Again we will use the same 4D plot to visualize the predictions of our generic network. To plot the graph we need to get the one final predicted label from the network, in order to get that predicted value I have applied the argmax function to get the label with the highest probability. Using that label we can plot our 4D graph and compare it with the actual input data scatter plot.
Original Labels (Left) & Predicted Labels(Right)
There you have it, we have successfully built our generic neural network for multi-class classification from scratch.
Photo by Vasily Koloda on Unsplash
LEARN BY CODING
In this article, we have used make_blobs function to generate toy data and we have seen that make_blobs generate linearly separable data. If you want to generate some complex non-linearly separable data to train your feedforward neural network, you can use make_moons function from sklearn package.
Make Moons Function Data
The make_moons function generates two interleaving half circular data essentially gives you a non-linearly separable data. Also, you can add some Gaussian noise into the data to make it more complex for the neural network to arrive at a non-linearly separable decision boundary.

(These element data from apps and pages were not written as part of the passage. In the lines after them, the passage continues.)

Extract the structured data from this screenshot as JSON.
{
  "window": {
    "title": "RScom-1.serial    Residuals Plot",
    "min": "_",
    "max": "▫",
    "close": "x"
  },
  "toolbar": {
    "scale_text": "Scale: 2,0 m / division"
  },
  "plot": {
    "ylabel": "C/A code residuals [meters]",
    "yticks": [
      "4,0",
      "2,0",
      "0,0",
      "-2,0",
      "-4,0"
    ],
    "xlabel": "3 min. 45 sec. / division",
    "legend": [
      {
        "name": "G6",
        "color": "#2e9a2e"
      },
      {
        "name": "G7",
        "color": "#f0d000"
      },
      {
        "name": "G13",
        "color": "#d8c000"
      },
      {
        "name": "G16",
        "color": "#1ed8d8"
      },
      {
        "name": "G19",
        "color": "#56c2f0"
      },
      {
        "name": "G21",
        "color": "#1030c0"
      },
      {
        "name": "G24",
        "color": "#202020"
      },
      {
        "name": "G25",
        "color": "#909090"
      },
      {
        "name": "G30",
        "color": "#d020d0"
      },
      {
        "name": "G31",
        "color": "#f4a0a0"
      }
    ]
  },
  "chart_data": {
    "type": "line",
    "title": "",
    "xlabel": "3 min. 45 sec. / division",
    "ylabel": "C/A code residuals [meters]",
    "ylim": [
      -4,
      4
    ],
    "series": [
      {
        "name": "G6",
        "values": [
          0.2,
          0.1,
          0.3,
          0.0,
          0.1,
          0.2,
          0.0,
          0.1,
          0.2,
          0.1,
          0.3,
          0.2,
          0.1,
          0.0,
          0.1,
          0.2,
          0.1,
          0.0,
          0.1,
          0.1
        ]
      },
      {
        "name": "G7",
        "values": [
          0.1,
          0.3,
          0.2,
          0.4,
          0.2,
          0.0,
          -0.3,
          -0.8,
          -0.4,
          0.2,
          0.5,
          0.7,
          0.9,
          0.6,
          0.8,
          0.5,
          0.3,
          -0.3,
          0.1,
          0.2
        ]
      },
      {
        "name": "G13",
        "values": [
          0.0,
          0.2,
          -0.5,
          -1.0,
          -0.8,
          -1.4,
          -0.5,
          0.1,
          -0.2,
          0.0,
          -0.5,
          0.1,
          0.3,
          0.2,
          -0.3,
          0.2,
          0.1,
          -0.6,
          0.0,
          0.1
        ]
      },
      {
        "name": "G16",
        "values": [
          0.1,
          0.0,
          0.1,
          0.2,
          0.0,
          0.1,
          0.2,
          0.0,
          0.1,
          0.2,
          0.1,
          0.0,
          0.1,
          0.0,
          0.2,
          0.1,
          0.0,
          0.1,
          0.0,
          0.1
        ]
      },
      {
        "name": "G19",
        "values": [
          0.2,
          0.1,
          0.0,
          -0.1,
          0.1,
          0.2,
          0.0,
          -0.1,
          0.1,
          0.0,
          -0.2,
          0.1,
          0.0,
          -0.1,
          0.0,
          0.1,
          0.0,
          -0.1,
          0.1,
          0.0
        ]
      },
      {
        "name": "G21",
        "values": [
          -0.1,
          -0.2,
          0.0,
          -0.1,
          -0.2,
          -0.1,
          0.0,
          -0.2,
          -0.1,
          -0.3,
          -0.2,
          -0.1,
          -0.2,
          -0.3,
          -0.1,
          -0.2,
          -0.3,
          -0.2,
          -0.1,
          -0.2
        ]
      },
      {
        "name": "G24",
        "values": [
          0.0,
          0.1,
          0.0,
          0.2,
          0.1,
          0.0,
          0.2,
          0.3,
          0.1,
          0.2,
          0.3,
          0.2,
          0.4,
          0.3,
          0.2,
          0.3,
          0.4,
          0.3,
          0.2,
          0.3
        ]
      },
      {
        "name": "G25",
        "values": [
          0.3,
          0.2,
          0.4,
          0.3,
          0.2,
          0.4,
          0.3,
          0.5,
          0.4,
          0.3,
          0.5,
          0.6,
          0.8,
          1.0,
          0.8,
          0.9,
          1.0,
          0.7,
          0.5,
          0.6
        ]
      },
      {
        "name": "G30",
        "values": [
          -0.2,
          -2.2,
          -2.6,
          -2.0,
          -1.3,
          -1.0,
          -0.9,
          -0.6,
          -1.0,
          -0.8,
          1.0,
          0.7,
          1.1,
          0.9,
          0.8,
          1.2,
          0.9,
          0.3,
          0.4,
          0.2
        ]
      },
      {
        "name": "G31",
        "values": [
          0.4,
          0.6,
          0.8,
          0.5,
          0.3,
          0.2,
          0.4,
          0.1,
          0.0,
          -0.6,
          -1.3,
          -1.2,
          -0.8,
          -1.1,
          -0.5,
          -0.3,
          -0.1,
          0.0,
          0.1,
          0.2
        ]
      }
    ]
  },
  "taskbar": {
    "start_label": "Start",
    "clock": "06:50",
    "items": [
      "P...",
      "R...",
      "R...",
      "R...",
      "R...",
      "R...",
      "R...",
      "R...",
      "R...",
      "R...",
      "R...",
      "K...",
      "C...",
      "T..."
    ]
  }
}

Using our generic neural network class you can create a much deeper network with more number of neurons in each layer (also different number of neurons in each layer) and play with learning rate & a number of epochs to check under which parameters neural network is able to arrive at best decision boundary possible.
The entire code discussed in the article is present in this GitHub repository. Feel free to fork it or download it.
Niranjankumar-c/Feedforward_NeuralNetworrks
In this post, we have built a simple neuron network from scratch and seen that it performs well while our sigmoid neuron couldn't handle non-linearly separable data. Then we have seen how to write a generic class which can take ’n’ number of inputs and ‘L’ number of hidden layers (with many neurons for each layer) for binary classification using mean squared error as loss function. After that, we extended our generic class to handle multi-class classification using softmax and cross-entropy as loss function and saw that it’s performing reasonably well.
Recommended Reading
Deep Learning: Feedforward Neural Networks Explained
In my next post, I will explain backpropagation in detail along with some math. So make sure you follow me on medium to get notified as soon as it drops.
Until then Peace :)
NK.
Niranjan Kumar is an intern at HSBC Analytics division. He is passionate about deep learning and AI. He is one of the top writers at Medium in Artificial Intelligence. Connect with me on LinkedIn or follow me on twitter for updates about upcoming articles on deep learning and Artificial Intelligence.